Problem to solve -> Filter the records below down to lines containing "Policy".

Collected data:

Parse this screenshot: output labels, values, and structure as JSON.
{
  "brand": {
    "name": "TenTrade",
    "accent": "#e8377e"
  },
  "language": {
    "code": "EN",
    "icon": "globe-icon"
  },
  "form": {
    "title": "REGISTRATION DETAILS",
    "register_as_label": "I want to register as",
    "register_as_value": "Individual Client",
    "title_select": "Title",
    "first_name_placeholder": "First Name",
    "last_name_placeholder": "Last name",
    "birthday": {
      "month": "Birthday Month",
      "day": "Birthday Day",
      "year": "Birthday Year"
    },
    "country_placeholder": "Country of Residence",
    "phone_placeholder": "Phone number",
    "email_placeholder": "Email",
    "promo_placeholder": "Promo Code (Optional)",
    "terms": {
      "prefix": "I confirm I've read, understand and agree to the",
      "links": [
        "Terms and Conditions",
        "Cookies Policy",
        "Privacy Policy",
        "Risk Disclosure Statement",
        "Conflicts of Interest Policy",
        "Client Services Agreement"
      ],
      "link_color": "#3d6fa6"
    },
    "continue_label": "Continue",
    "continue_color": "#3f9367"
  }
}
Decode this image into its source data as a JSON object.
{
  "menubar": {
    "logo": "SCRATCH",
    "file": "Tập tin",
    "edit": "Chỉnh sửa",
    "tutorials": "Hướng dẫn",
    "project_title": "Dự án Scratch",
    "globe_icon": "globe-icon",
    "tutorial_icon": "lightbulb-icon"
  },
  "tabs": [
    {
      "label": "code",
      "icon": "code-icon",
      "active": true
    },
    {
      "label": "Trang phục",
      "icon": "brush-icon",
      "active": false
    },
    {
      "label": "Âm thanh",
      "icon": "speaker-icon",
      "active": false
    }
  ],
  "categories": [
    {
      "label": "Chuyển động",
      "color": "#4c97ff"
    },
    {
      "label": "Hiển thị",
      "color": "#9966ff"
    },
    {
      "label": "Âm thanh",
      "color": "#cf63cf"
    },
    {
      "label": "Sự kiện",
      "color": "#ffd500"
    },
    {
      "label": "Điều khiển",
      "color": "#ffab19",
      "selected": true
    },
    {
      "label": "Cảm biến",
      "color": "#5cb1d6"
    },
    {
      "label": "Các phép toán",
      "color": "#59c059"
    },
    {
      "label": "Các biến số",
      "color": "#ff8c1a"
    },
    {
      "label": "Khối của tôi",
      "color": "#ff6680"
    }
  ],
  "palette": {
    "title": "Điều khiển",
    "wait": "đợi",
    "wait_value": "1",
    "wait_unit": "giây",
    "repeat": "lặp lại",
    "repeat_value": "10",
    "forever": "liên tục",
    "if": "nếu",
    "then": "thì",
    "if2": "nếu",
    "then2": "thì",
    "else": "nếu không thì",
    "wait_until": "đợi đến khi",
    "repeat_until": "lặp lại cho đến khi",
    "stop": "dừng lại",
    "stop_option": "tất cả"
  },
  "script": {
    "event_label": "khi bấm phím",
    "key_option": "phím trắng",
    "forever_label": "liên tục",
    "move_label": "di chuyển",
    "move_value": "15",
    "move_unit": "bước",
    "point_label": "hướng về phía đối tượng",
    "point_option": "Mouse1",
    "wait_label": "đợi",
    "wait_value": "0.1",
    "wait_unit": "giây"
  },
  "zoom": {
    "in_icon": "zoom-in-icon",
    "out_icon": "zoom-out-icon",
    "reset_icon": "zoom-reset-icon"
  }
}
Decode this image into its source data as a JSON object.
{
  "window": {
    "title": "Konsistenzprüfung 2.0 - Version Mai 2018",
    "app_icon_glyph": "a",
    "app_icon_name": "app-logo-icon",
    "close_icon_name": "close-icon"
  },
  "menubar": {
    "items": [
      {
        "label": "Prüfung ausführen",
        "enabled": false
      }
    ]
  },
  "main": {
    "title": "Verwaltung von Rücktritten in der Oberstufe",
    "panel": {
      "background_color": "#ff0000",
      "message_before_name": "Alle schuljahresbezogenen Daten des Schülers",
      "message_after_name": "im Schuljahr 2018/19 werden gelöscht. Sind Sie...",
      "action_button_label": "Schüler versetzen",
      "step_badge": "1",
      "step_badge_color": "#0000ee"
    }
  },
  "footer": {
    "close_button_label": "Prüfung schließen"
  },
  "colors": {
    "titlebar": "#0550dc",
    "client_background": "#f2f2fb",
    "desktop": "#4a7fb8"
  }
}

Result of the task ->
        "Cookies Policy",
        "Privacy Policy",
        "Conflicts of Interest Policy",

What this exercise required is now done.